### WORK ORDER
Each entry below should be returned exactly as is, with the pictures removed.

### GIVEN DATA
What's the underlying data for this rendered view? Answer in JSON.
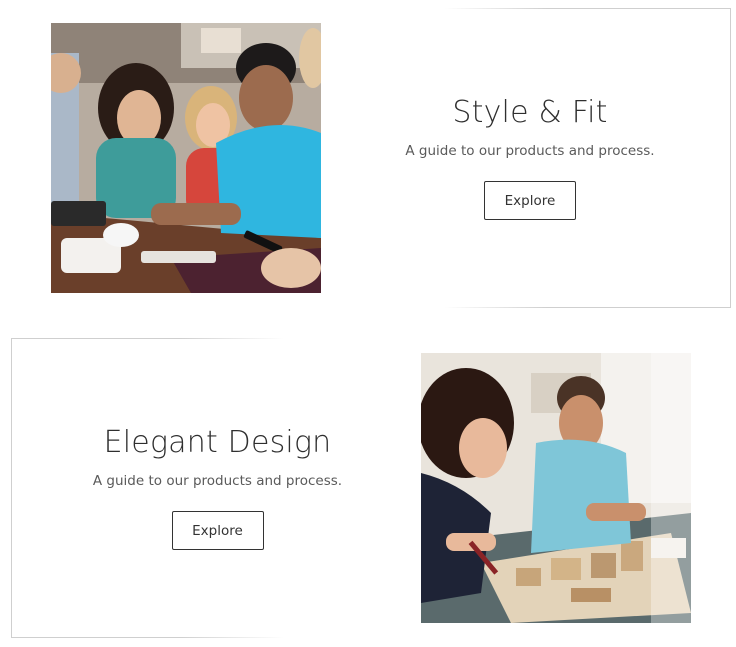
{
  "features": [
    {
      "title": "Style & Fit",
      "subtitle": "A guide to our products and process.",
      "button_label": "Explore",
      "image": "group-of-friends-using-phones-photo"
    },
    {
      "title": "Elegant Design",
      "subtitle": "A guide to our products and process.",
      "button_label": "Explore",
      "image": "designers-working-on-architecture-model-photo"
    }
  ],
  "colors": {
    "text": "#2f2f2f",
    "muted_text": "#5a5a5a",
    "border": "#cfcfcf",
    "button_border": "#333333"
  }
}
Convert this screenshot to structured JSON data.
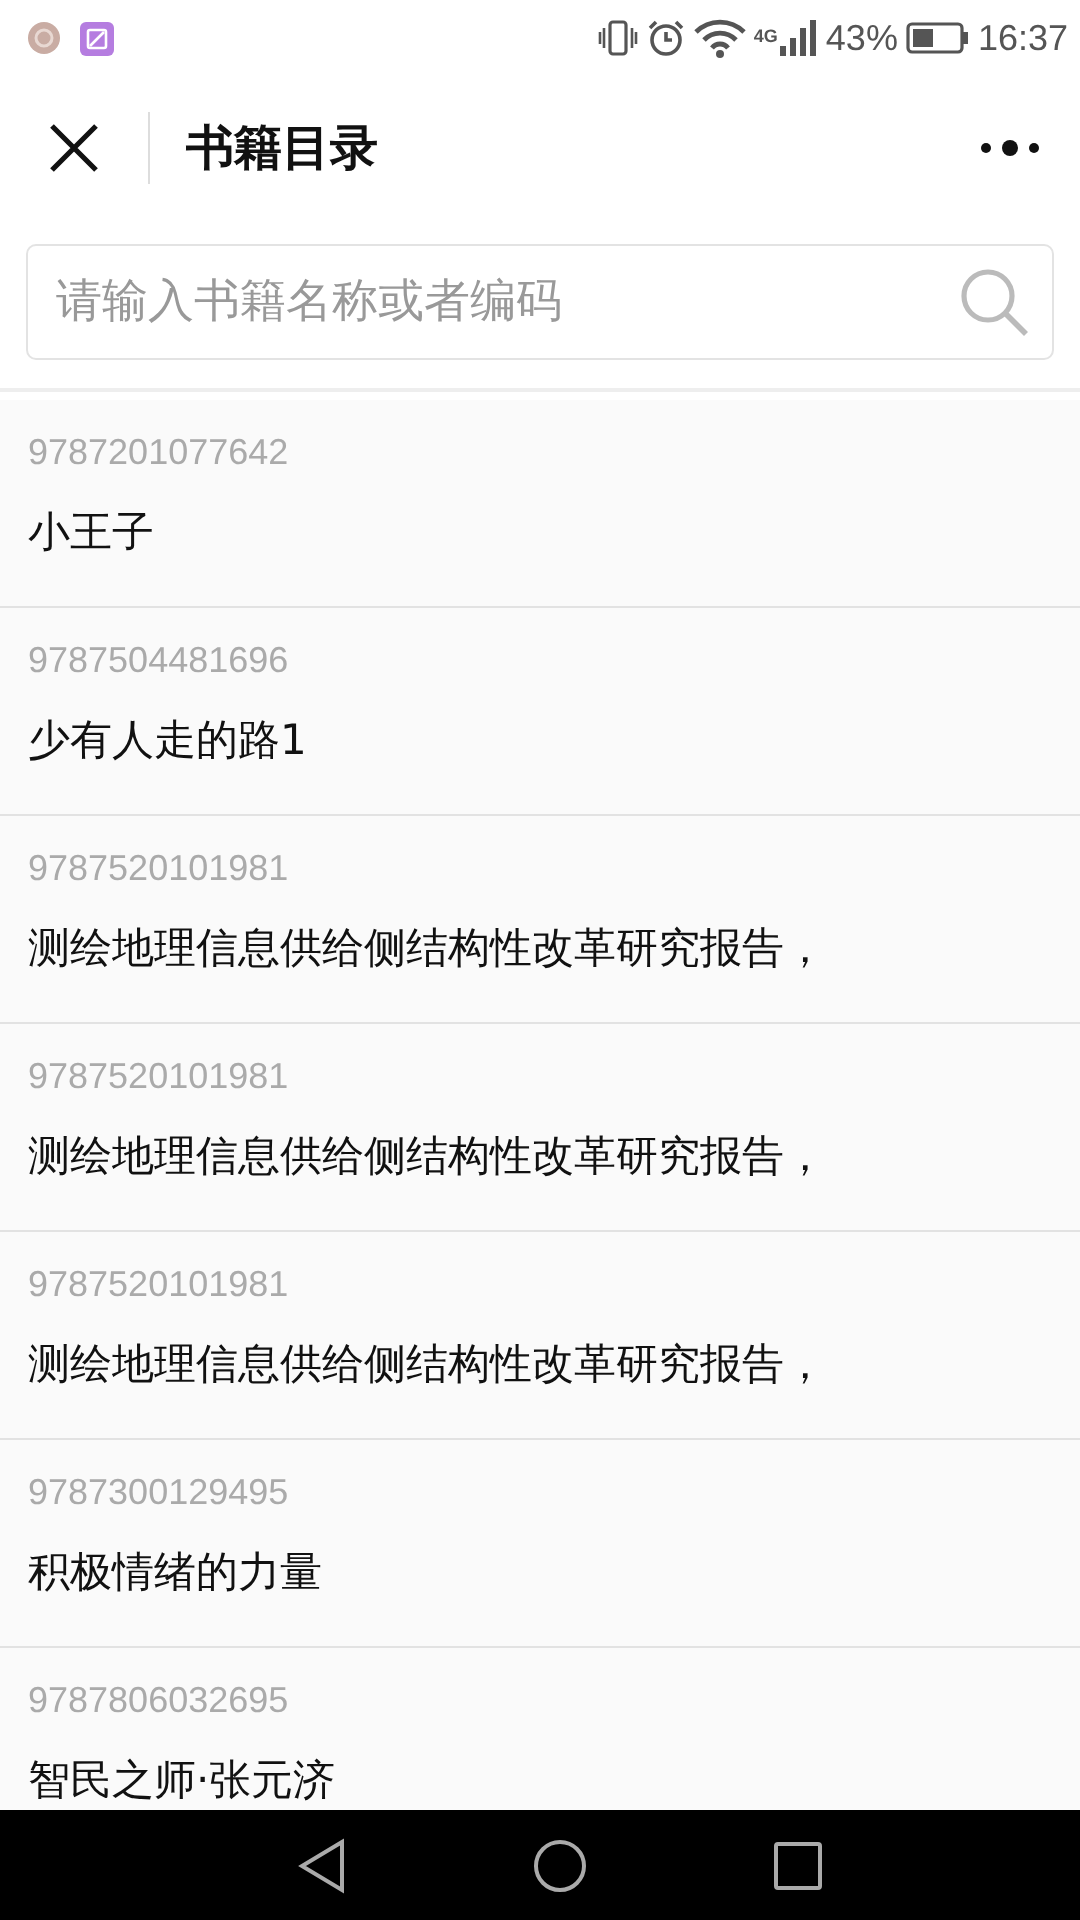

### EXERCISE SOLUTION
What's the underlying data for this rendered view? Answer in JSON.
{
  "features": [
    {
      "title": "Style & Fit",
      "subtitle": "A guide to our products and process.",
      "button_label": "Explore",
      "image": "group-of-friends-using-phones-photo"
    },
    {
      "title": "Elegant Design",
      "subtitle": "A guide to our products and process.",
      "button_label": "Explore",
      "image": "designers-working-on-architecture-model-photo"
    }
  ],
  "colors": {
    "text": "#2f2f2f",
    "muted_text": "#5a5a5a",
    "border": "#cfcfcf",
    "button_border": "#333333"
  }
}
Convert this screenshot to structured JSON data.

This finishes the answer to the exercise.